| Aim of the exercise |
Although the records include pictures, print only the rest, exactly as written.

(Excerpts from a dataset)
· · · · ·

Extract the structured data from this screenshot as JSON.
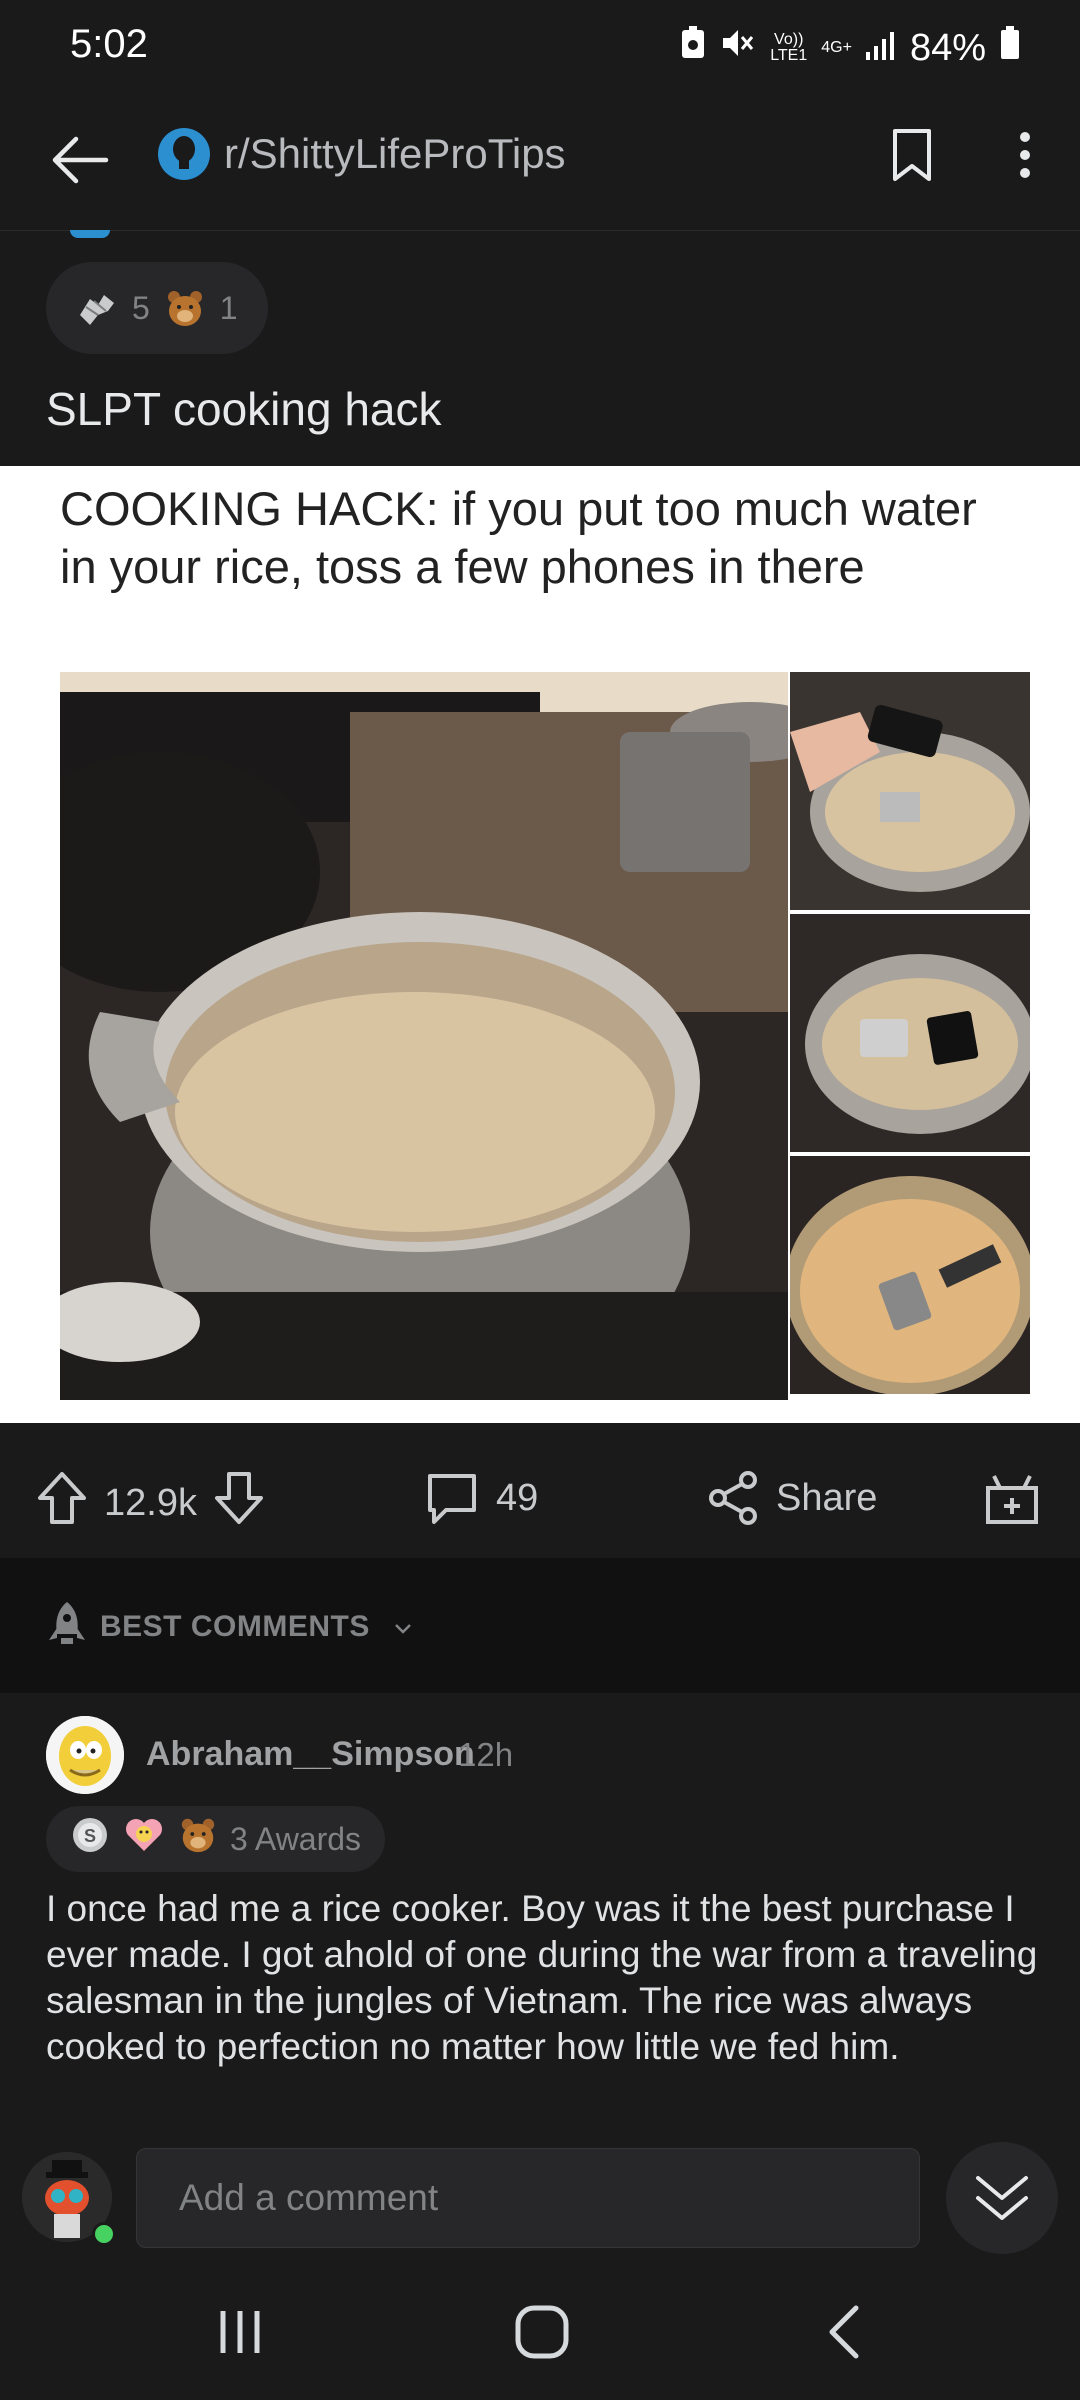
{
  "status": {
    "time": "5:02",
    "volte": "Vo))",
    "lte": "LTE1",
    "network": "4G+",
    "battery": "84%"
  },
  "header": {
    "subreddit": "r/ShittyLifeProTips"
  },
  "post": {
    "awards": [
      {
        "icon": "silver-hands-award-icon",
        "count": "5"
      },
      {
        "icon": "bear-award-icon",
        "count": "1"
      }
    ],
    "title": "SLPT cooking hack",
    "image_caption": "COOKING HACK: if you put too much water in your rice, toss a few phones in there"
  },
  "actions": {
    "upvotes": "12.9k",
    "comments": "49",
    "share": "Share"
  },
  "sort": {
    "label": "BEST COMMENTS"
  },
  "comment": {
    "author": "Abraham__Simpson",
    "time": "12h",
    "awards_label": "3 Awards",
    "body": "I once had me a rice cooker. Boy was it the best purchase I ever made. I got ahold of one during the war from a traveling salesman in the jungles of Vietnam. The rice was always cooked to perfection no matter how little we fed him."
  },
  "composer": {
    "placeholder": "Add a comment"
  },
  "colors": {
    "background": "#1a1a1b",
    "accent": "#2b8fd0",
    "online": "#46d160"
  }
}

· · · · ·

| Task solution |
Extract the structured data from this screenshot as JSON.
{
  "status": {
    "time": "5:02",
    "volte": "Vo))",
    "lte": "LTE1",
    "network": "4G+",
    "battery": "84%"
  },
  "header": {
    "subreddit": "r/ShittyLifeProTips"
  },
  "post": {
    "awards": [
      {
        "icon": "silver-hands-award-icon",
        "count": "5"
      },
      {
        "icon": "bear-award-icon",
        "count": "1"
      }
    ],
    "title": "SLPT cooking hack",
    "image_caption": "COOKING HACK: if you put too much water in your rice, toss a few phones in there"
  },
  "actions": {
    "upvotes": "12.9k",
    "comments": "49",
    "share": "Share"
  },
  "sort": {
    "label": "BEST COMMENTS"
  },
  "comment": {
    "author": "Abraham__Simpson",
    "time": "12h",
    "awards_label": "3 Awards",
    "body": "I once had me a rice cooker. Boy was it the best purchase I ever made. I got ahold of one during the war from a traveling salesman in the jungles of Vietnam. The rice was always cooked to perfection no matter how little we fed him."
  },
  "composer": {
    "placeholder": "Add a comment"
  },
  "colors": {
    "background": "#1a1a1b",
    "accent": "#2b8fd0",
    "online": "#46d160"
  }
}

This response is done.